[Web page and app entries]
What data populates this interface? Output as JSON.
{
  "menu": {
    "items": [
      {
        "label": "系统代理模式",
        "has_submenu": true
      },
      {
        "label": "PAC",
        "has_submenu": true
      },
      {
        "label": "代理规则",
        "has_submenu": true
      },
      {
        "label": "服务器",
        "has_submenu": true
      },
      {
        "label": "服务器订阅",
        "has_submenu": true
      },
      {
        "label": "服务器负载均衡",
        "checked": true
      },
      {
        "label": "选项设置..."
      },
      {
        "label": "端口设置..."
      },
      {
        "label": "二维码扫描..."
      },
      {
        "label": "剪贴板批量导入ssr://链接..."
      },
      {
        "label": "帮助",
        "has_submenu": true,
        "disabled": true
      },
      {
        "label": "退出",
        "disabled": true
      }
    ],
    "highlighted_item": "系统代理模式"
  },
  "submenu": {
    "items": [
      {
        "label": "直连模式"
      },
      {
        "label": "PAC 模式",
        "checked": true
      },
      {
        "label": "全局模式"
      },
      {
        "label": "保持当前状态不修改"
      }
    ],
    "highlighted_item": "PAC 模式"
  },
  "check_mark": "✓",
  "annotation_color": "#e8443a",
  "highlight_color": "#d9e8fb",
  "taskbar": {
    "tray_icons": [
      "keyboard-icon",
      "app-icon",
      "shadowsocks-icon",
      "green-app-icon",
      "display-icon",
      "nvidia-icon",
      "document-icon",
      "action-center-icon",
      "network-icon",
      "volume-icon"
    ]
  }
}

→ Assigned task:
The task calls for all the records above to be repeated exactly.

→ Expected answer:
What data populates this interface? Output as JSON.
{
  "menu": {
    "items": [
      {
        "label": "系统代理模式",
        "has_submenu": true
      },
      {
        "label": "PAC",
        "has_submenu": true
      },
      {
        "label": "代理规则",
        "has_submenu": true
      },
      {
        "label": "服务器",
        "has_submenu": true
      },
      {
        "label": "服务器订阅",
        "has_submenu": true
      },
      {
        "label": "服务器负载均衡",
        "checked": true
      },
      {
        "label": "选项设置..."
      },
      {
        "label": "端口设置..."
      },
      {
        "label": "二维码扫描..."
      },
      {
        "label": "剪贴板批量导入ssr://链接..."
      },
      {
        "label": "帮助",
        "has_submenu": true,
        "disabled": true
      },
      {
        "label": "退出",
        "disabled": true
      }
    ],
    "highlighted_item": "系统代理模式"
  },
  "submenu": {
    "items": [
      {
        "label": "直连模式"
      },
      {
        "label": "PAC 模式",
        "checked": true
      },
      {
        "label": "全局模式"
      },
      {
        "label": "保持当前状态不修改"
      }
    ],
    "highlighted_item": "PAC 模式"
  },
  "check_mark": "✓",
  "annotation_color": "#e8443a",
  "highlight_color": "#d9e8fb",
  "taskbar": {
    "tray_icons": [
      "keyboard-icon",
      "app-icon",
      "shadowsocks-icon",
      "green-app-icon",
      "display-icon",
      "nvidia-icon",
      "document-icon",
      "action-center-icon",
      "network-icon",
      "volume-icon"
    ]
  }
}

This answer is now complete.